[Data entries]
- Opening Delimiter -

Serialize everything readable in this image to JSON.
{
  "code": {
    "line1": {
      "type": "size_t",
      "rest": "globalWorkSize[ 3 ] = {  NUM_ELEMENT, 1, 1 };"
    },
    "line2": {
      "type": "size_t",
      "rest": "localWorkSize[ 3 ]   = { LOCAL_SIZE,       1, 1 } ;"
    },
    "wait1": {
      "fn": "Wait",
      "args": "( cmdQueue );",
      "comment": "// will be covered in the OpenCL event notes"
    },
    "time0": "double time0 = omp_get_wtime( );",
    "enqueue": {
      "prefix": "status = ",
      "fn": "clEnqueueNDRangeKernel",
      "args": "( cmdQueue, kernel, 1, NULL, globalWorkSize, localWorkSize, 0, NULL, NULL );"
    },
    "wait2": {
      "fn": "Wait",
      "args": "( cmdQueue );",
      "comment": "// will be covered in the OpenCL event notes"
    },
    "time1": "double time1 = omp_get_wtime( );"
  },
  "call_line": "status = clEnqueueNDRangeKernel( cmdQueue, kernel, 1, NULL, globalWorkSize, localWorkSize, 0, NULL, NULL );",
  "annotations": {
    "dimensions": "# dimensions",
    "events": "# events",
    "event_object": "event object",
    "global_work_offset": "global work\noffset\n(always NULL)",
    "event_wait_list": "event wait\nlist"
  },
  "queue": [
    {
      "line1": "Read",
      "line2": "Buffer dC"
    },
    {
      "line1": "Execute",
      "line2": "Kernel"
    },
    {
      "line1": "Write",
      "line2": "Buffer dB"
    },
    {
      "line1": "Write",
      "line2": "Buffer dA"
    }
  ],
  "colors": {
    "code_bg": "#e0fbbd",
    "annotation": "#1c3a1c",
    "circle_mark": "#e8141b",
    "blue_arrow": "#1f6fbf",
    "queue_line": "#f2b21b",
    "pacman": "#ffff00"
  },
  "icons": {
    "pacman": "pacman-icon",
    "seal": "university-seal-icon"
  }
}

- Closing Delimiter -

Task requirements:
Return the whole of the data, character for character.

Response to this exercise:
Serialize everything readable in this image to JSON.
{
  "code": {
    "line1": {
      "type": "size_t",
      "rest": "globalWorkSize[ 3 ] = {  NUM_ELEMENT, 1, 1 };"
    },
    "line2": {
      "type": "size_t",
      "rest": "localWorkSize[ 3 ]   = { LOCAL_SIZE,       1, 1 } ;"
    },
    "wait1": {
      "fn": "Wait",
      "args": "( cmdQueue );",
      "comment": "// will be covered in the OpenCL event notes"
    },
    "time0": "double time0 = omp_get_wtime( );",
    "enqueue": {
      "prefix": "status = ",
      "fn": "clEnqueueNDRangeKernel",
      "args": "( cmdQueue, kernel, 1, NULL, globalWorkSize, localWorkSize, 0, NULL, NULL );"
    },
    "wait2": {
      "fn": "Wait",
      "args": "( cmdQueue );",
      "comment": "// will be covered in the OpenCL event notes"
    },
    "time1": "double time1 = omp_get_wtime( );"
  },
  "call_line": "status = clEnqueueNDRangeKernel( cmdQueue, kernel, 1, NULL, globalWorkSize, localWorkSize, 0, NULL, NULL );",
  "annotations": {
    "dimensions": "# dimensions",
    "events": "# events",
    "event_object": "event object",
    "global_work_offset": "global work\noffset\n(always NULL)",
    "event_wait_list": "event wait\nlist"
  },
  "queue": [
    {
      "line1": "Read",
      "line2": "Buffer dC"
    },
    {
      "line1": "Execute",
      "line2": "Kernel"
    },
    {
      "line1": "Write",
      "line2": "Buffer dB"
    },
    {
      "line1": "Write",
      "line2": "Buffer dA"
    }
  ],
  "colors": {
    "code_bg": "#e0fbbd",
    "annotation": "#1c3a1c",
    "circle_mark": "#e8141b",
    "blue_arrow": "#1f6fbf",
    "queue_line": "#f2b21b",
    "pacman": "#ffff00"
  },
  "icons": {
    "pacman": "pacman-icon",
    "seal": "university-seal-icon"
  }
}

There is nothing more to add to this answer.